I was surprised when I learned about this too! There are some interesting things you can do with it, though. For instance, check out this Gist:
I thought that was a pretty neat example of how you might use $http interceptors for templates.
Good question; I actually do use a "build step" of sorts. But, it's kind of janky. Right now, I actually use ColdFusion to include all of the templates into the main page request:
That said, I am starting to try to learn more about proper build tools like Gulp.js to handle more of this more me. I just haven't started a new project in a while that really necessitated a change in workflow.
Very interesting. I'm having a little trouble with the context, like where does the `activeProfile` come from. Is there a presentation that goes along with it? It looks like it was related to ng-conf.
Is there a way to overcome a directive's dependency on the http latency? Case in point: A have a directive for a Submit button that will disable the button whenever there is an outstanding http response. The directive uses a template to make the Submit button. When I simulate a delay, the Submit button does not show on the page until after the delay, during the first time the page loads. I would like for the Submit button to show immediately when the page loads, not after the http delay.
FYI: the Submit button initiates a request for more info which loads in a view, so the page is a SPA. Thus when the Submit button is clicked it auto-disables while it waits for the response, then re-enables once the response is received. It has an ng-click action that initiates the request, but the auto-disabling is hidden in the directive definition function that uses an http interceptor.
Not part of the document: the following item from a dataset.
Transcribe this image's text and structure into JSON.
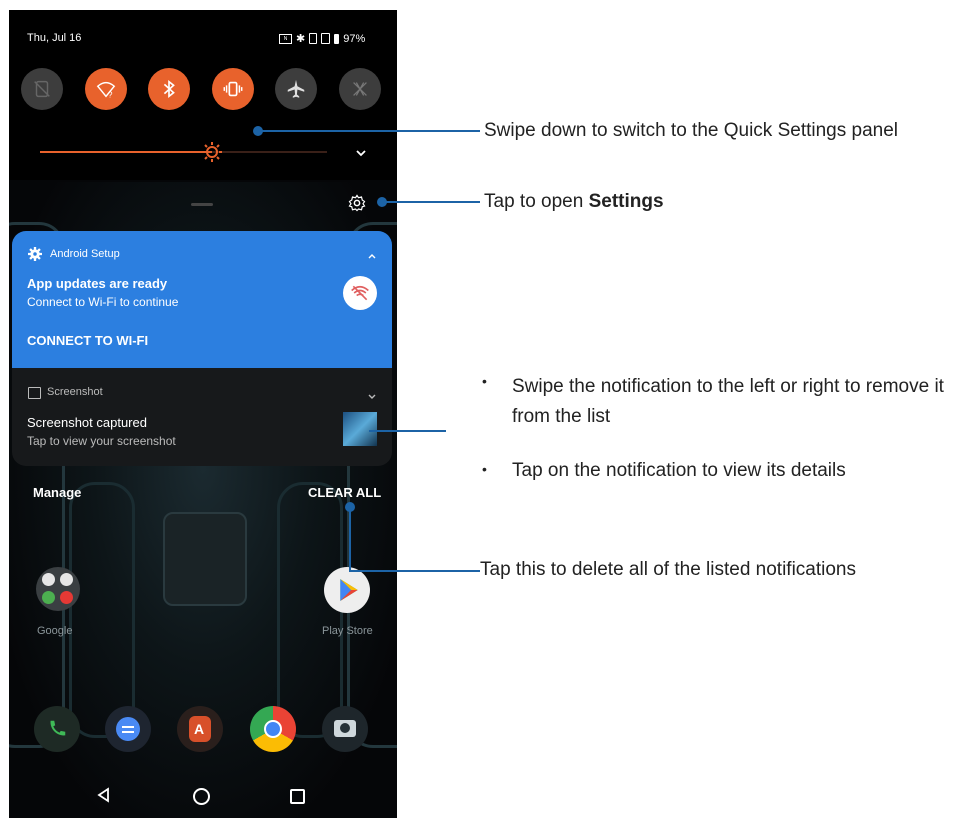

Thanks for your awesome info!!!
I just realized that the behavior I see in the Submit button directive has been there all along, even before I decided to put in the auto-disabling. So I think my issue is with the nature of the beast and cannot be overcome.